In recent Information Security news, The Wall Street Journal reported on the upcoming trial of an alleged botnet master.  The trial is in progress now. 

It is not often that we get a look at the details of a computer security breach, but in this case at least some details are in the docket of the Eastern District of NY. I have downloaded the original complaint of US v. Gasperini here.  The accusations include violations of the Computer Fraud and Abuse Act, Wire Fraud, Conspiracy to Commit Wire Fraud, and Conspiracy to Commit Money Laundering. All of these acts were allegedly undertaken in a click-fraud scheme. If you want to understand the details of these accusations, I uploaded the judge’s jury directions here.

The defendant allegedly hacked into QNAP NAS devices using the Shellshock vulnerability and downloaded click-fraud software. This is a network device that many people will not patch regularly. Unfortunately, the court transcripts don’t describe how he got past firewall security. 

How did the government find out about this? Apparently from an informant, “CS-1”. The fraud scheme was carried out using a “target” website which ran ads from victim companies. Payments based on clicks were then made to the defendant, according to the government.

The defendant’s prospective expert testimony gives some ideas on how he will challenge the government’s case.  Given the complexity of the Internet advertising business and the tracking and verification techniques, is it reasonable that this fraud could be carried out? They are also going to testify as to the details of the scripts used and forensic examination of servers.
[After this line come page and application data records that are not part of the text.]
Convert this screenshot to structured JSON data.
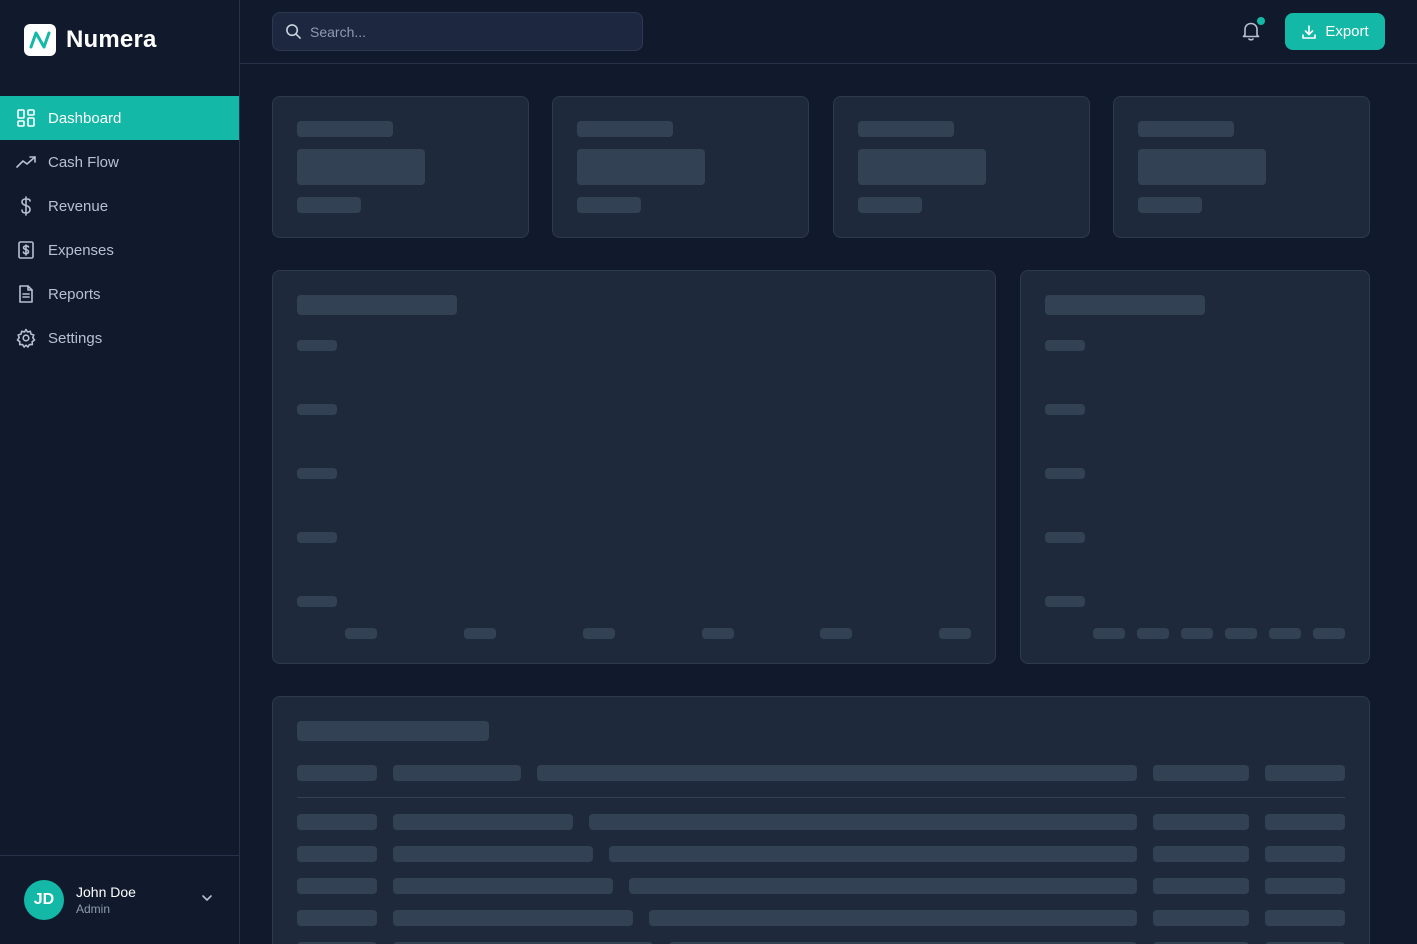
{
  "brand": {
    "name": "Numera"
  },
  "nav": {
    "items": [
      {
        "label": "Dashboard",
        "icon": "layout-grid-icon",
        "active": true
      },
      {
        "label": "Cash Flow",
        "icon": "trending-up-icon",
        "active": false
      },
      {
        "label": "Revenue",
        "icon": "dollar-sign-icon",
        "active": false
      },
      {
        "label": "Expenses",
        "icon": "receipt-icon",
        "active": false
      },
      {
        "label": "Reports",
        "icon": "file-text-icon",
        "active": false
      },
      {
        "label": "Settings",
        "icon": "gear-icon",
        "active": false
      }
    ]
  },
  "user": {
    "initials": "JD",
    "name": "John Doe",
    "role": "Admin"
  },
  "header": {
    "search_placeholder": "Search...",
    "export_label": "Export",
    "notification_unread": true
  },
  "main": {
    "state": "loading",
    "kpi_card_count": 4,
    "charts": [
      "main-chart",
      "side-chart"
    ],
    "table_loading_rows": 4
  },
  "colors": {
    "accent": "#14b8a6",
    "background": "#111a2d",
    "card": "#1e293b",
    "skeleton": "#334155"
  }
}
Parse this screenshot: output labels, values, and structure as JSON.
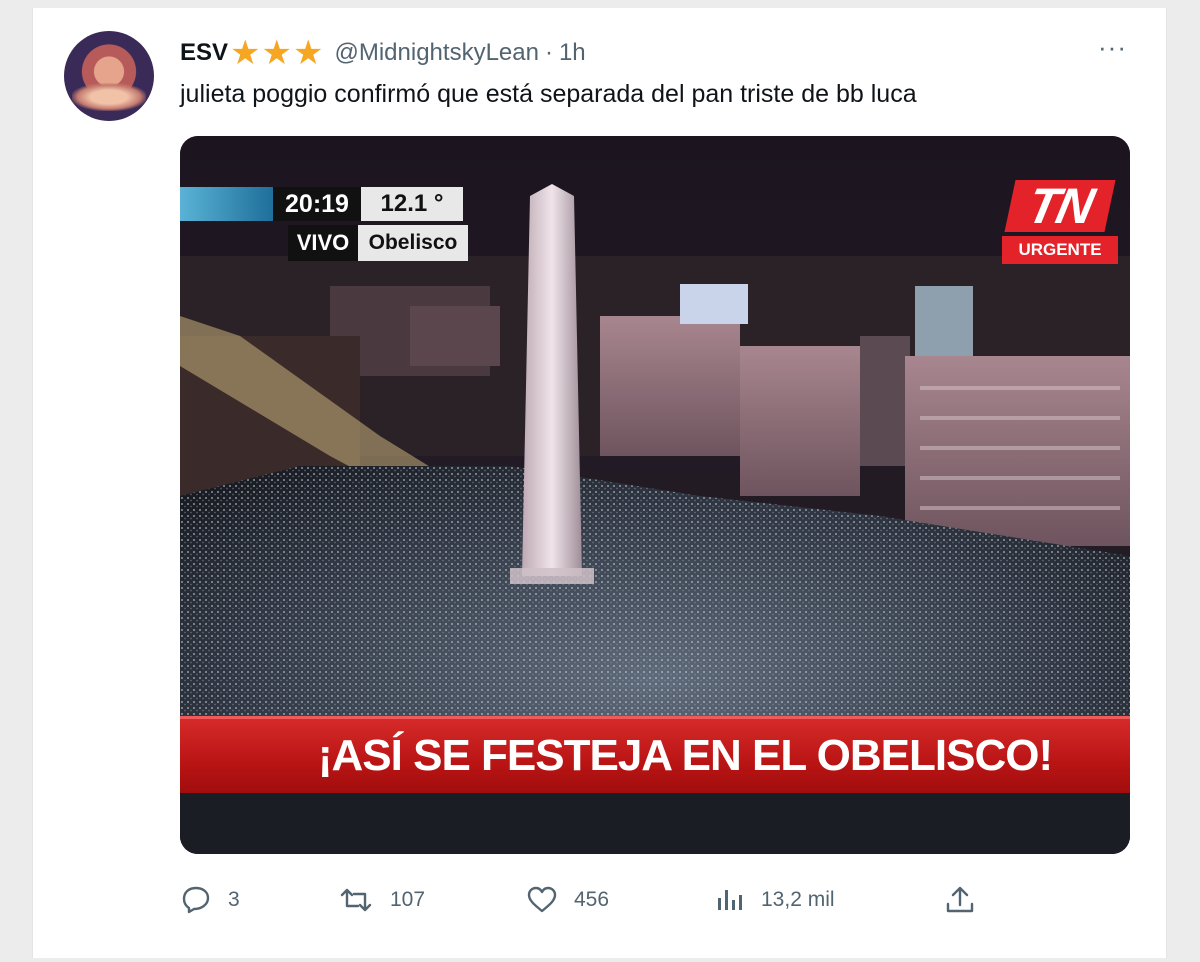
{
  "tweet": {
    "display_name": "ESV",
    "stars": [
      "★",
      "★",
      "★"
    ],
    "handle": "@MidnightskyLean",
    "separator": "·",
    "time": "1h",
    "more": "···",
    "text": "julieta poggio confirmó que está separada del pan triste de bb luca"
  },
  "media": {
    "clock_time": "20:19",
    "temperature": "12.1 °",
    "live_label": "VIVO",
    "location": "Obelisco",
    "channel_logo": "TN",
    "channel_tag": "URGENTE",
    "headline": "¡ASÍ SE FESTEJA EN EL OBELISCO!"
  },
  "actions": {
    "replies": "3",
    "retweets": "107",
    "likes": "456",
    "views": "13,2 mil"
  },
  "colors": {
    "accent_star": "#f5a623",
    "tn_red": "#e3222a",
    "muted_text": "#536471"
  }
}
It will be interesting to see the outcome of this jury case; maybe next week. In the meantime, patch your servers!